Bachelor of Science (BS)
Department of Biology
Kimberly H. Slekar

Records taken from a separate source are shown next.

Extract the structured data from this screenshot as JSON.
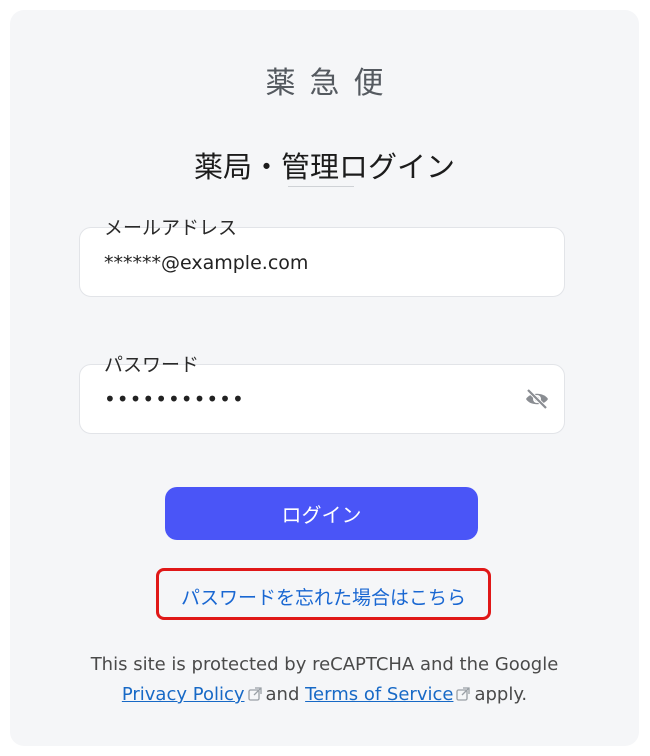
{
  "brand": {
    "logo_text": "薬急便"
  },
  "page": {
    "title": "薬局・管理ログイン"
  },
  "email": {
    "label": "メールアドレス",
    "value": "******@example.com"
  },
  "password": {
    "label": "パスワード",
    "value": "•••••••••••"
  },
  "actions": {
    "login_label": "ログイン",
    "forgot_label": "パスワードを忘れた場合はこちら"
  },
  "recaptcha": {
    "line1": "This site is protected by reCAPTCHA and the Google",
    "privacy_label": "Privacy Policy",
    "and_text": "and",
    "terms_label": "Terms of Service",
    "apply_text": "apply."
  },
  "colors": {
    "primary": "#4a55f7",
    "link": "#1769c6",
    "highlight_border": "#e01818",
    "card_bg": "#f5f6f8"
  },
  "icons": {
    "password_toggle": "eye-off-icon",
    "external_link": "external-link-icon"
  }
}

The unfolded protein response (UPR) is a signal transduction cascade that mitigates low levels of misfolded protein stress in the endoplasmic reticulum (ER) in an effort to save the affected cell, while prolonged and/or acute ER stress leads to UPR-initiated apoptosis (programmed cell death). One putative step driving apoptosis is the cleavage of chaperones, proteins tasked to help misfolded proteins refold, by caspases, proteases essential to the execution of apoptosis. We are studying the nascent polypeptide-associated complex (NAC), a heterodimeric chaperone complex essential for viability, to determine if its beta subunit is cleaved by caspases during apoptosis to prevent the NAC from refolding proteins in a cell fated to die. To this end I am developing a western analysis protocol to assess the state of the βNAC homolog inhibitor of cell death-1 (ICD-1) in C. elegans experiencing misfolded protein stress. Initial results have identified an antibody with high affinity for a protein of similar molecular weight as ICD-1 that is depleted in animals treated with ICD-1 RNA interference (RNAi). Protein lysates isolated from animals experiencing chemically induced ER-specific misfolded protein stress have displayed altered western profiles consistent with cleavage of ICD-1. Further studies, including immunoprecipitations and protein sequencing, will provide independent confirmation of the specificity of our ICD-1 western analyses, while experiments in stressed C. elegans mutants defective for apoptosis will determine the causal relationship of apoptosis and cleavage of ICD- 1. If ICD-1 is cleaved by caspases during UPR-induced apoptosis, it will be the first evidence of the targeting of chaperones during the initiation and/or propagation of apoptosis, identifying a novel strategy that helps ensure cell death by eliminating proteins tasked with saving the cell.
Cicalese, Kyle, "The state of the translational chaperone ICD-1 during apoptosis in Caenorhabditis elegans" (2018). Senior Honors Projects, 2010-2019. 527.